Big’Uns is an ongoing photographic portrait series that explores the reclaiming of sexuality and bodily autonomy.
In the current cultural climate, women-identified, transgender, and non-binary individuals often lack power over their sexuality. This lack of power occurs through misrepresentation, objectification, and violence against them in various media types, from fashion magazines to music videos, mainstream porn, and even hunting magazines.
Sport hunting, which has widely replaced hunting for sustenance, uses a language that is violent and oppressive to animals and women identified, transgender and non-binary individuals. Linda Kalof, Amy Fitzgerald, and Lori Baralt state that within sport hunting discourse “is the sexualization of animals, “women,” and weapons, as if the three are interchangeable sexual bodies in narratives of traditional masculinity.” (Animals, Women, and Weapons: Blurred Sexual Boundaries in the Discourse of Sport Hunting, 2004) They also conclude that “Animals’ physical attributes are described using stereotypical feminine characteristics of appearance.”
An example is the common term “Big’uns” to refer to an animal’s antlers. Antlers commonly come from male animals, fetishized much like breasts, particularly “big ones.” This type of language usage plays a crucial role in disempowering our sexuality.

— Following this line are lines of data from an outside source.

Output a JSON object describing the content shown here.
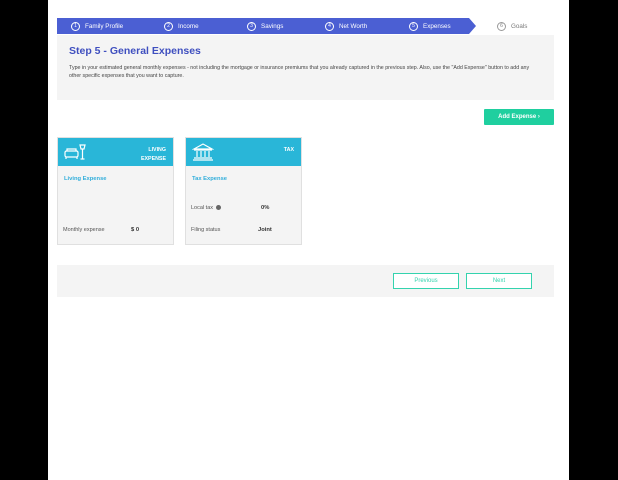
{
  "stepper": {
    "steps": [
      {
        "num": "1",
        "label": "Family Profile"
      },
      {
        "num": "2",
        "label": "Income"
      },
      {
        "num": "3",
        "label": "Savings"
      },
      {
        "num": "4",
        "label": "Net Worth"
      },
      {
        "num": "5",
        "label": "Expenses"
      },
      {
        "num": "6",
        "label": "Goals"
      }
    ],
    "active_color": "#4b5fd3"
  },
  "header": {
    "title": "Step 5 - General Expenses",
    "instructions": "Type in your estimated general monthly expenses - not including the mortgage or insurance premiums that you already captured in the previous step. Also, use the \"Add Expense\" button to add any other specific expenses that you want to capture."
  },
  "toolbar": {
    "add_expense_label": "Add Expense ›"
  },
  "cards": {
    "living": {
      "type_label": "LIVING EXPENSE",
      "icon": "sofa-lamp-icon",
      "name": "Living Expense",
      "monthly_label": "Monthly expense",
      "monthly_value": "$ 0"
    },
    "tax": {
      "type_label": "TAX",
      "icon": "bank-building-icon",
      "name": "Tax Expense",
      "local_tax_label": "Local tax",
      "local_tax_value": "0%",
      "filing_label": "Filing status",
      "filing_value": "Joint"
    }
  },
  "footer": {
    "previous_label": "Previous",
    "next_label": "Next"
  },
  "colors": {
    "card_header": "#29b6d8",
    "accent_green": "#1fcf9f",
    "title_blue": "#3f4fbf"
  }
}
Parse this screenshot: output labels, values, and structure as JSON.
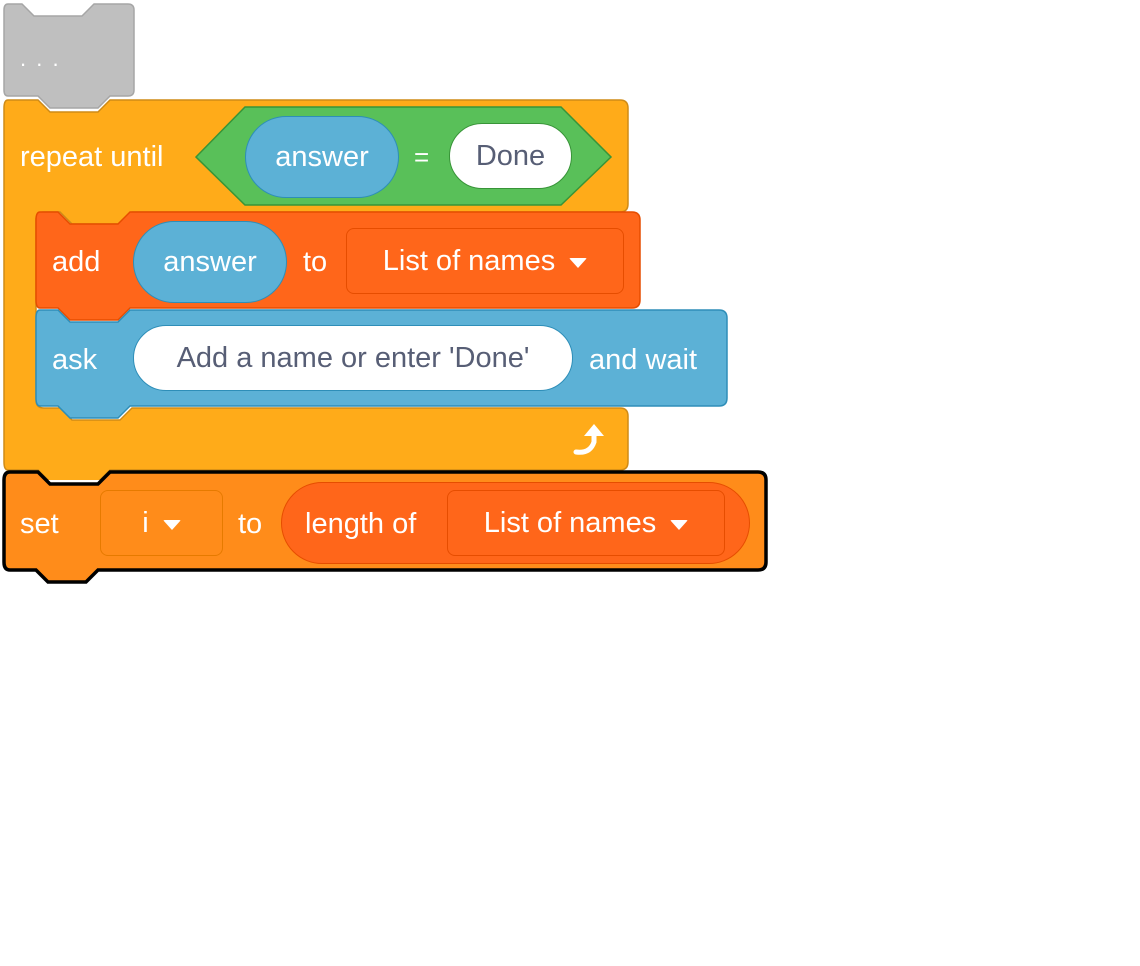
{
  "hat_block": {
    "label": ". . .",
    "color": "#bfbfbf"
  },
  "repeat_until_block": {
    "label": "repeat until",
    "color": "#ffab19",
    "condition": {
      "color": "#59c059",
      "operator": "=",
      "left_reporter": "answer",
      "right_value": "Done"
    },
    "loop_icon": "loop-arrow-icon"
  },
  "add_block": {
    "label_add": "add",
    "reporter": "answer",
    "label_to": "to",
    "list_dropdown": "List of names",
    "color": "#ff661a"
  },
  "ask_block": {
    "label_ask": "ask",
    "question": "Add a name or enter 'Done'",
    "label_wait": "and wait",
    "color": "#5cb1d6"
  },
  "set_block": {
    "label_set": "set",
    "variable_dropdown": "i",
    "label_to": "to",
    "color": "#ff8c1a",
    "reporter": {
      "label": "length of",
      "list_dropdown": "List of names",
      "color": "#ff661a"
    }
  }
}
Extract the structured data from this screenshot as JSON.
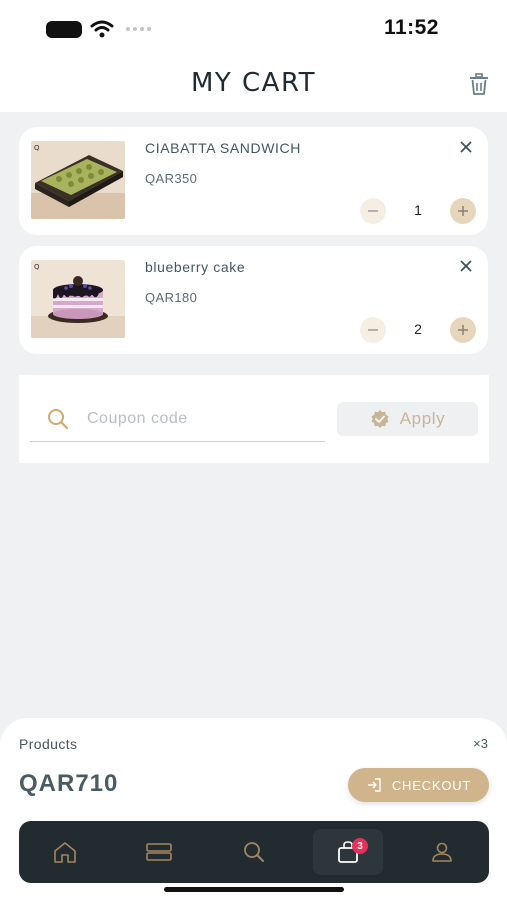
{
  "status_bar": {
    "time": "11:52"
  },
  "header": {
    "title": "MY CART",
    "trash_icon": "trash-icon"
  },
  "cart": {
    "items": [
      {
        "name": "CIABATTA SANDWICH",
        "price": "QAR350",
        "quantity": "1"
      },
      {
        "name": "blueberry cake",
        "price": "QAR180",
        "quantity": "2"
      }
    ]
  },
  "coupon": {
    "placeholder": "Coupon code",
    "apply_label": "Apply"
  },
  "summary": {
    "products_label": "Products",
    "products_count": "×3",
    "total": "QAR710",
    "checkout_label": "CHECKOUT"
  },
  "tabbar": {
    "tabs": [
      "home-icon",
      "categories-icon",
      "search-icon",
      "cart-icon",
      "profile-icon"
    ],
    "active": "cart-icon",
    "cart_badge": "3"
  },
  "colors": {
    "accent": "#cfb48c",
    "badge": "#e5305b",
    "tabbar": "#222b2f",
    "background": "#eff1f3"
  }
}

Through these photographs, Danger aims to take back control of the sexuality of the underrepresented. The antler racks attached to the reproductive areas symbolize women's struggles to maintain healthy relationships, positive self-images, and sexual experiences. These struggles result from factors such as the effects of cisnormative heteronormative imperialist white supremacist capitalist patriarchy (miigwetch bell hooks and Laverne Cox), sexual abuse, and unrealistic media portrayals of our bodies passed down through generations. By showcasing ownership of the antlers on these bodies, the artist hopes to empower women-identified, transgender, and non-binary individuals to take control of how they are perceived.